— Problem —
Retype the whole listing below, character for character.

(Beginning of Given entries)

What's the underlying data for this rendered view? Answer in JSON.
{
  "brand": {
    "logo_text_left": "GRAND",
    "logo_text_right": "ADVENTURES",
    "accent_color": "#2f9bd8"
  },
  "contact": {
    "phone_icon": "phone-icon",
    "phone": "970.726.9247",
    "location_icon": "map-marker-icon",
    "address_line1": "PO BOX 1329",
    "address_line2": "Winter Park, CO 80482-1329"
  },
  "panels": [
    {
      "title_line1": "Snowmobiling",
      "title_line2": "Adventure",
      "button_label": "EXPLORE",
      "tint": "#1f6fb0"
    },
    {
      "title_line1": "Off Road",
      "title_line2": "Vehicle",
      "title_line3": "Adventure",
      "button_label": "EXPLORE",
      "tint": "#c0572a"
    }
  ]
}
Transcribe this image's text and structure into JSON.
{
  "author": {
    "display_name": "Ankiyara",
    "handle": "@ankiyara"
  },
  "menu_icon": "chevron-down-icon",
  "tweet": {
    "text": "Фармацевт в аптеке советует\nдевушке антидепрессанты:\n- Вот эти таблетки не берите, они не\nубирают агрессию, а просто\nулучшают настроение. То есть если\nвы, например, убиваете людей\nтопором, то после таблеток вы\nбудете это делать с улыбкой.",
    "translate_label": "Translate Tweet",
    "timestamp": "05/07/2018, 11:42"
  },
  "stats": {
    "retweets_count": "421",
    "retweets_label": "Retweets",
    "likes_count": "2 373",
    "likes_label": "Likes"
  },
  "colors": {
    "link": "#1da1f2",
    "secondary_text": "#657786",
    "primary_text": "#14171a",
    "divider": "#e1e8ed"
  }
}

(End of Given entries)

— Output of the task —
What's the underlying data for this rendered view? Answer in JSON.
{
  "brand": {
    "logo_text_left": "GRAND",
    "logo_text_right": "ADVENTURES",
    "accent_color": "#2f9bd8"
  },
  "contact": {
    "phone_icon": "phone-icon",
    "phone": "970.726.9247",
    "location_icon": "map-marker-icon",
    "address_line1": "PO BOX 1329",
    "address_line2": "Winter Park, CO 80482-1329"
  },
  "panels": [
    {
      "title_line1": "Snowmobiling",
      "title_line2": "Adventure",
      "button_label": "EXPLORE",
      "tint": "#1f6fb0"
    },
    {
      "title_line1": "Off Road",
      "title_line2": "Vehicle",
      "title_line3": "Adventure",
      "button_label": "EXPLORE",
      "tint": "#c0572a"
    }
  ]
}
Transcribe this image's text and structure into JSON.
{
  "author": {
    "display_name": "Ankiyara",
    "handle": "@ankiyara"
  },
  "menu_icon": "chevron-down-icon",
  "tweet": {
    "text": "Фармацевт в аптеке советует\nдевушке антидепрессанты:\n- Вот эти таблетки не берите, они не\nубирают агрессию, а просто\nулучшают настроение. То есть если\nвы, например, убиваете людей\nтопором, то после таблеток вы\nбудете это делать с улыбкой.",
    "translate_label": "Translate Tweet",
    "timestamp": "05/07/2018, 11:42"
  },
  "stats": {
    "retweets_count": "421",
    "retweets_label": "Retweets",
    "likes_count": "2 373",
    "likes_label": "Likes"
  },
  "colors": {
    "link": "#1da1f2",
    "secondary_text": "#657786",
    "primary_text": "#14171a",
    "divider": "#e1e8ed"
  }
}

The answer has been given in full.